SUPPLIED RECORDS
════════════════════

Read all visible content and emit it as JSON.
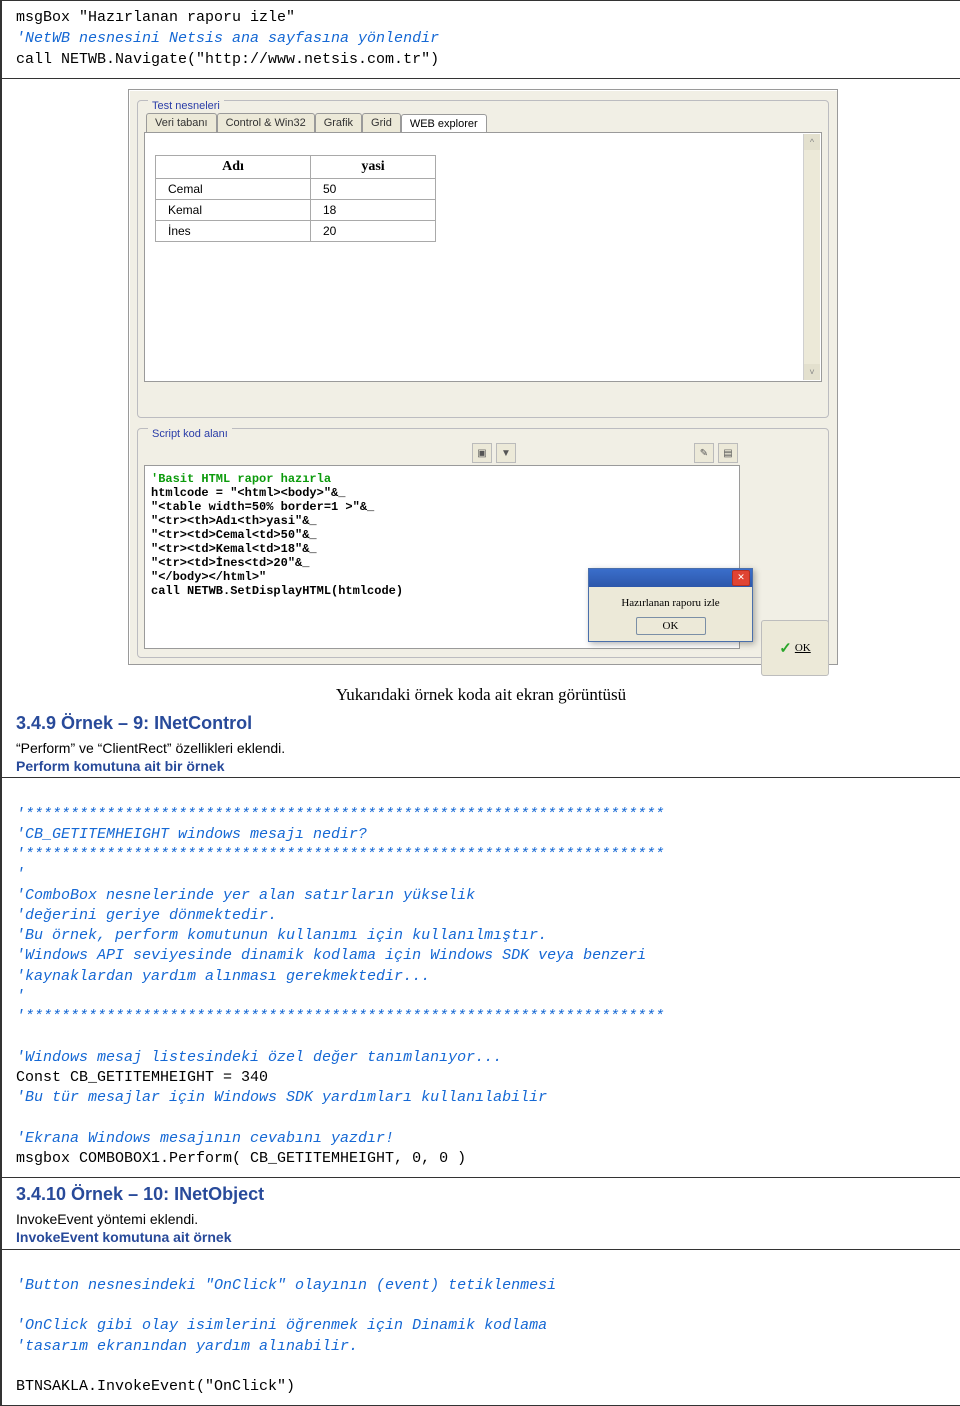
{
  "top_code": {
    "l1": "msgBox \"Hazırlanan raporu izle\"",
    "l2": "",
    "l3": "'NetWB nesnesini Netsis ana sayfasına yönlendir",
    "l4": "call NETWB.Navigate(\"http://www.netsis.com.tr\")"
  },
  "screenshot": {
    "group_title_1": "Test nesneleri",
    "tabs": [
      "Veri tabanı",
      "Control & Win32",
      "Grafik",
      "Grid",
      "WEB explorer"
    ],
    "active_tab": 4,
    "table": {
      "headers": [
        "Adı",
        "yasi"
      ],
      "rows": [
        [
          "Cemal",
          "50"
        ],
        [
          "Kemal",
          "18"
        ],
        [
          "İnes",
          "20"
        ]
      ]
    },
    "group_title_2": "Script kod alanı",
    "script_lines": [
      {
        "t": "'Basit HTML rapor hazırla",
        "c": "green"
      },
      {
        "t": "htmlcode = \"<html><body>\"&_",
        "c": ""
      },
      {
        "t": "\"<table width=50% border=1 >\"&_",
        "c": ""
      },
      {
        "t": "\"<tr><th>Adı<th>yasi\"&_",
        "c": ""
      },
      {
        "t": "\"<tr><td>Cemal<td>50\"&_",
        "c": ""
      },
      {
        "t": "\"<tr><td>Kemal<td>18\"&_",
        "c": ""
      },
      {
        "t": "\"<tr><td>İnes<td>20\"&_",
        "c": ""
      },
      {
        "t": "\"</body></html>\"",
        "c": ""
      },
      {
        "t": "call NETWB.SetDisplayHTML(htmlcode)",
        "c": ""
      }
    ],
    "ok_side_label": "OK",
    "msgbox_text": "Hazırlanan raporu izle",
    "msgbox_ok": "OK"
  },
  "caption": "Yukarıdaki örnek koda ait ekran görüntüsü",
  "sec9_title": "3.4.9 Örnek – 9: INetControl",
  "sec9_para": "“Perform” ve “ClientRect” özellikleri eklendi.",
  "sec9_link": "Perform komutuna ait bir örnek",
  "codeblock1": {
    "stars1": "'***********************************************************************",
    "c1": "'CB_GETITEMHEIGHT windows mesajı nedir?",
    "stars2": "'***********************************************************************",
    "tick": "'",
    "c2": "'ComboBox nesnelerinde yer alan satırların yükselik",
    "c3": "'değerini geriye dönmektedir.",
    "c4": "'Bu örnek, perform komutunun kullanımı için kullanılmıştır.",
    "c5": "'Windows API seviyesinde dinamik kodlama için Windows SDK veya benzeri",
    "c6": "'kaynaklardan yardım alınması gerekmektedir...",
    "tick2": "'",
    "stars3": "'***********************************************************************",
    "blank1": "",
    "c7": "'Windows mesaj listesindeki özel değer tanımlanıyor...",
    "l1": "Const CB_GETITEMHEIGHT = 340",
    "c8": "'Bu tür mesajlar için Windows SDK yardımları kullanılabilir",
    "blank2": "",
    "c9": "'Ekrana Windows mesajının cevabını yazdır!",
    "l2": "msgbox COMBOBOX1.Perform( CB_GETITEMHEIGHT, 0, 0 )"
  },
  "sec10_title": "3.4.10 Örnek – 10: INetObject",
  "sec10_para": "InvokeEvent yöntemi eklendi.",
  "sec10_link": "InvokeEvent komutuna ait örnek",
  "codeblock2": {
    "c1": "'Button nesnesindeki \"OnClick\" olayının (event) tetiklenmesi",
    "blank1": "",
    "c2": "'OnClick gibi olay isimlerini öğrenmek için Dinamik kodlama",
    "c3": "'tasarım ekranından yardım alınabilir.",
    "blank2": "",
    "l1": "BTNSAKLA.InvokeEvent(\"OnClick\")"
  }
}
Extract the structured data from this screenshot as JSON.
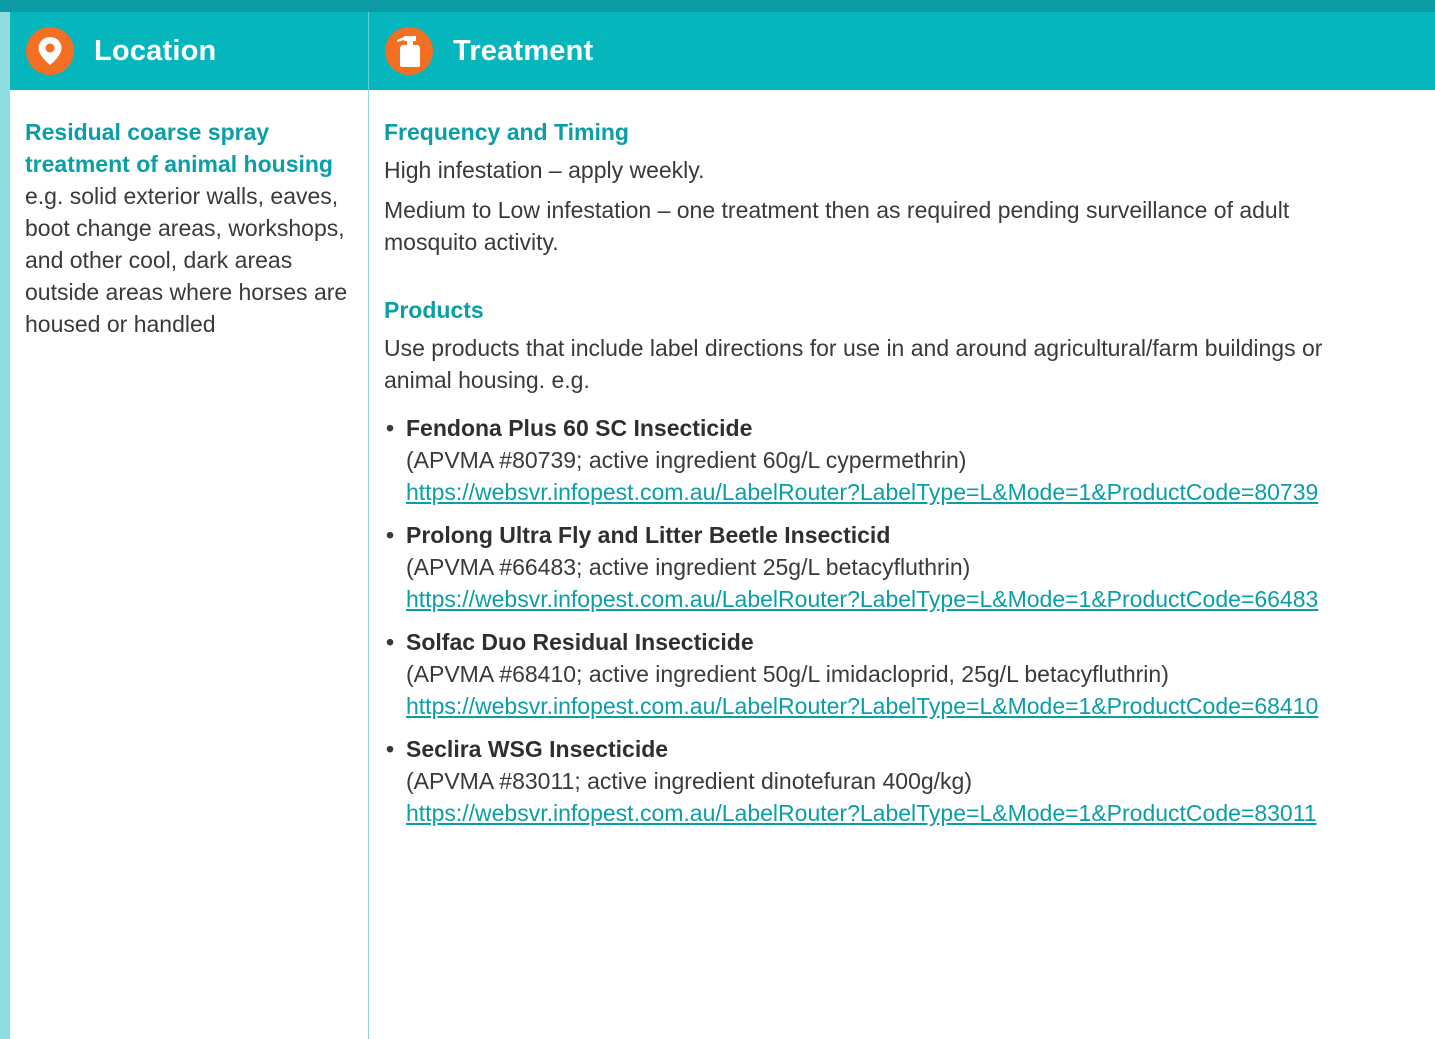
{
  "header": {
    "location_title": "Location",
    "treatment_title": "Treatment",
    "location_icon": "map-pin-icon",
    "treatment_icon": "spray-bottle-icon",
    "accent_color": "#05b6bc",
    "icon_color": "#f26f23"
  },
  "location": {
    "heading": "Residual coarse spray treatment of animal housing",
    "description": "e.g. solid exterior walls, eaves, boot change areas, workshops, and other cool, dark areas outside areas where horses are housed or handled"
  },
  "treatment": {
    "frequency_heading": "Frequency and Timing",
    "frequency_high": "High infestation – apply weekly.",
    "frequency_low": "Medium to Low infestation – one treatment then as required pending surveillance of adult mosquito activity.",
    "products_heading": "Products",
    "products_intro": "Use products that include label directions for use in and around agricultural/farm buildings or animal housing. e.g.",
    "products": [
      {
        "name": "Fendona Plus 60 SC Insecticide",
        "details": "(APVMA #80739; active ingredient 60g/L cypermethrin)",
        "link": "https://websvr.infopest.com.au/LabelRouter?LabelType=L&Mode=1&ProductCode=80739"
      },
      {
        "name": "Prolong Ultra Fly and Litter Beetle Insecticid",
        "details": "(APVMA #66483; active ingredient 25g/L betacyfluthrin)",
        "link": "https://websvr.infopest.com.au/LabelRouter?LabelType=L&Mode=1&ProductCode=66483"
      },
      {
        "name": "Solfac Duo Residual Insecticide",
        "details": "(APVMA #68410; active ingredient 50g/L imidacloprid, 25g/L betacyfluthrin)",
        "link": "https://websvr.infopest.com.au/LabelRouter?LabelType=L&Mode=1&ProductCode=68410"
      },
      {
        "name": "Seclira WSG Insecticide",
        "details": "(APVMA #83011; active ingredient dinotefuran 400g/kg)",
        "link": "https://websvr.infopest.com.au/LabelRouter?LabelType=L&Mode=1&ProductCode=83011"
      }
    ]
  }
}
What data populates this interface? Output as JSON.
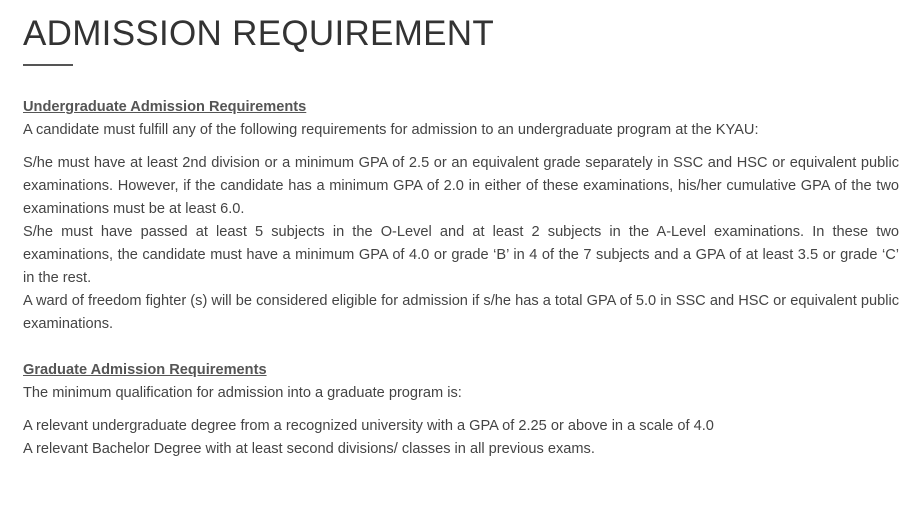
{
  "title": "ADMISSION REQUIREMENT",
  "undergraduate": {
    "heading": "Undergraduate Admission Requirements ",
    "intro": "A candidate must fulfill any of the following requirements for admission to an undergraduate program at the KYAU:",
    "requirements": [
      "S/he must have at least 2nd division or a minimum GPA of 2.5 or an equivalent grade separately in SSC and HSC or equivalent public examinations. However, if the candidate has a minimum GPA of 2.0 in either of these examinations, his/her cumulative GPA of the two examinations must be at least 6.0.",
      "S/he must have passed at least 5 subjects in the O-Level and at least 2 subjects in the A-Level examinations. In these two examinations, the candidate must have a minimum GPA of 4.0 or grade ‘B’ in 4 of the 7 subjects and a GPA of at least 3.5 or grade ‘C’ in the rest.",
      "A ward of freedom fighter (s) will be considered eligible for admission if s/he has a total GPA of 5.0 in SSC and HSC or equivalent public examinations."
    ]
  },
  "graduate": {
    "heading": "Graduate Admission Requirements ",
    "intro": "The minimum qualification for admission into a graduate program is:",
    "requirements": [
      "A relevant undergraduate degree from a recognized university with a GPA of 2.25 or above in a scale of 4.0",
      "A relevant Bachelor Degree with at least second divisions/ classes in all previous exams."
    ]
  }
}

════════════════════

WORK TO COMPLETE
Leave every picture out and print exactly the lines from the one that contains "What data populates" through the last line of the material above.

ANSWER SPACE
What data populates this interface? Output as JSON.
{
  "title": "ADMISSION REQUIREMENT",
  "undergraduate": {
    "heading": "Undergraduate Admission Requirements ",
    "intro": "A candidate must fulfill any of the following requirements for admission to an undergraduate program at the KYAU:",
    "requirements": [
      "S/he must have at least 2nd division or a minimum GPA of 2.5 or an equivalent grade separately in SSC and HSC or equivalent public examinations. However, if the candidate has a minimum GPA of 2.0 in either of these examinations, his/her cumulative GPA of the two examinations must be at least 6.0.",
      "S/he must have passed at least 5 subjects in the O-Level and at least 2 subjects in the A-Level examinations. In these two examinations, the candidate must have a minimum GPA of 4.0 or grade ‘B’ in 4 of the 7 subjects and a GPA of at least 3.5 or grade ‘C’ in the rest.",
      "A ward of freedom fighter (s) will be considered eligible for admission if s/he has a total GPA of 5.0 in SSC and HSC or equivalent public examinations."
    ]
  },
  "graduate": {
    "heading": "Graduate Admission Requirements ",
    "intro": "The minimum qualification for admission into a graduate program is:",
    "requirements": [
      "A relevant undergraduate degree from a recognized university with a GPA of 2.25 or above in a scale of 4.0",
      "A relevant Bachelor Degree with at least second divisions/ classes in all previous exams."
    ]
  }
}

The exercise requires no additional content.